Sunday, June 21, 2015

Time Slips Away

Incredible panoramic view from Tug Hill Rd
I can't believe that it has been so long since I've written anything. Cathy and I have been doing far less racing and far more riding, for fun and adventure. We've spent many a weekend planning and then exploring new corners of gravel road here in the NEK of VT and the mountains of Western Maine and Coos NH.

Lone Pine Farm view
I finally got to the East Haven Radar Base on East Mountain last week, which was an adventure and an upcoming story in and of itself. After a long day working, I headed out from camp toward where I thought the base was, having no definitive idea how far it was. This was at 5:30PM. About 24 miles and a wrong turn or two later it was 7:30PM, the sun was really, really low and I was at the summit. A flat tire on the way back and dropping temps that were not that high to start made for a chilly ride home. The final climb up over Kirby Mountain was nearly dark and just plain cold. A great adventure and some stellar gravel though.

Evening Clouds

I've also been working on the camp quite a bit as well, trying to get projects checked off. A post of that status is also in the works complete with images. Excavation, drainage, 20 tons of crushed rock, landscaping, retaining walls and a slick new staircase have all been on tap so far. Many long days working resulting in some very tired evening rides.

Lunenburg Church
In the mean time, here are some images that we took last night on a recon drive, trying to find out where we missed a turn in Granby. Turns out, the "road" that we missed was actually the access road for the Hydro Quebec high tension powerlines that run through this part of the state on their way south from Canada. That was an interesting drive last night in the truck. Good thing I had the truck.

Neil Pond
Anyhow, lots of fun explorations, lots of wrong turns, dead ends and very ClassIV roads. Excellent times spent with Cathy as well as friends George and Becca, who are very patient with my navigational challenges and exploration, at times.
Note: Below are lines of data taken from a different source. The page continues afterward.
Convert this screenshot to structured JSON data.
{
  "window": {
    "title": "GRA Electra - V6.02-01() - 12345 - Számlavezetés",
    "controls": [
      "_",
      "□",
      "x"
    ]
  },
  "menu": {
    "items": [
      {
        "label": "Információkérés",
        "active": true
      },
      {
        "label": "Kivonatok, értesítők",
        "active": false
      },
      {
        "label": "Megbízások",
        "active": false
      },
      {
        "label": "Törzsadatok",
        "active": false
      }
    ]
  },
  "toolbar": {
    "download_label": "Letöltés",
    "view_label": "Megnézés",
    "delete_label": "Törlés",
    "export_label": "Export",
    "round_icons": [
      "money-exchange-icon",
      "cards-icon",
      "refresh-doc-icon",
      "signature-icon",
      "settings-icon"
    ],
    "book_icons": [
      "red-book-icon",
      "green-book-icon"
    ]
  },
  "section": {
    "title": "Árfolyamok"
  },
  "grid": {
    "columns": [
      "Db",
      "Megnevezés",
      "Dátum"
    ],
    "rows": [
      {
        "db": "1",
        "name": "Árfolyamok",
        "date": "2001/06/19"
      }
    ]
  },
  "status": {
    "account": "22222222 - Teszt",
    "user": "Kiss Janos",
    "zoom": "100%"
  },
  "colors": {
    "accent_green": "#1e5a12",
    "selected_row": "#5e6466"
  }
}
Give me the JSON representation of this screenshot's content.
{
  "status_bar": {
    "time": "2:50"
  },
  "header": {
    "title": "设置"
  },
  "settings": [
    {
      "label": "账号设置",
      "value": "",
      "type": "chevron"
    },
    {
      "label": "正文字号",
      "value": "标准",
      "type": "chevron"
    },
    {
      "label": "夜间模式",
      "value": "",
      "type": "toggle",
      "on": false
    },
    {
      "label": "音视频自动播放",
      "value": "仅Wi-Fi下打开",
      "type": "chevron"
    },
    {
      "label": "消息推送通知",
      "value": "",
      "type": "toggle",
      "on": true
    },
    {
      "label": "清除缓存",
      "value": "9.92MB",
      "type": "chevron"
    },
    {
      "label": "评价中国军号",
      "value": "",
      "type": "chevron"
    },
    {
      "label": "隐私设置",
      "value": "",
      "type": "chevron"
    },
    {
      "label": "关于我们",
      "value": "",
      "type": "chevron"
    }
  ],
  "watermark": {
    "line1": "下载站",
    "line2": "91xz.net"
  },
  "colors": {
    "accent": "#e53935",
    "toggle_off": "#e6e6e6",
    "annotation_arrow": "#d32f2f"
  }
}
I've also started doing the Village Sport Shop Thursday evening MTB ride at KT. I've met some great folks like Collin and Matt and am having fun trying to follow them on the descents. Add to that the folks from Coos Cycling Club and the Bethel Bicycle/Western Maine Velo crew and Cathy and I have had lots of like minded folks to play with. Last weekend in fact I dragged Jamie and Jeremiah on a great ride through the Mahoosuc Range from Bethel up through Grafton Notch via Success Pond. Super fun stuff for which I am genuinely grateful to have friends with whom to share the explorations.

Illusive Tug Hill Rd
We have also done a little bit of racing. For the first time in nearly a decade, I've done no road racing at all. In fact, I have not even been riding the road, save for gravel rides. I think that I've gotten no more than a few hundred miles on the road bike this year, an all time low since first I owned a road bike and I truly don't foresee myself racing road in the future. Time to get rid of it I think since I'm not using it? The racing we've done has consisted of a couple of fat bike races this winter, the Rasputitsa gravel race early spring and a few MTB races. I decided that the only series I would do would be the Kenda Cup East MTB series.

So far, so good as my luck has held for the first three of five races in the series, despite some mechanical issues, resulting in a slightly more challenging race at the last event. The reality is that components wear out and my bike, at least the core drivetrain components, are a few seasons old now. Sure, I replaced the wear items as needed but the shifters, derailleurs and cranks have a fair amount of use also. I can't justify a new bike as the one that I have, a Cannondale Scalpel Team, is in great shape overall but the replacement costs on higher end components are brutal, thus I tend to let things go a little too long. And subsequently, pay the price. Last race this resulted in a broken shifter internal, translating to a single speed bike. It was not really a problem though as the bike settled in a good usable gear that I was able to .

In the grand scheme though, racing bikes really isn't all that important or it least it doesn't seem so at the moment. Living life, making and then enjoying adventure and all the twists and turns, right or wrong, that it brings is what is important.

This pretty much sums it up (Photo by Cathy)
So far this year, Cathy and I have had some great adventures and we are no where near the end.


Michele said...

Do you have a Garmin with maps yet? My 800 with OSM (Open Street Maps) has really reduced my navigational challenges. It might be a good investment for your gravel explorations.

mkr said...

Two issues, one, the maps are often/usually incorrect when it comes to ClassIV and ClassV roads in rural areas. They are still on the books as the towns want the funding but in many cases, they are long abandoned. Many are still on the books but no longer maintained. Some are snowmobile trail, some are ATV trail, some are fields and some still connect. Locals are not always friendly when you show up in their yard trying to cut through the bushes where the road used to be, even though technically you are in the right. Part of the fun is the exploration and finding the good as well as the bad and making the discoveries. If you live by GPS rather than primal navigation skills in rural areas you will eventually find yourself lost, or stuck, or both :) The road we missed was actually the powerline maintenance access road. Good fun though and the missed road will make for a crazy hard ride.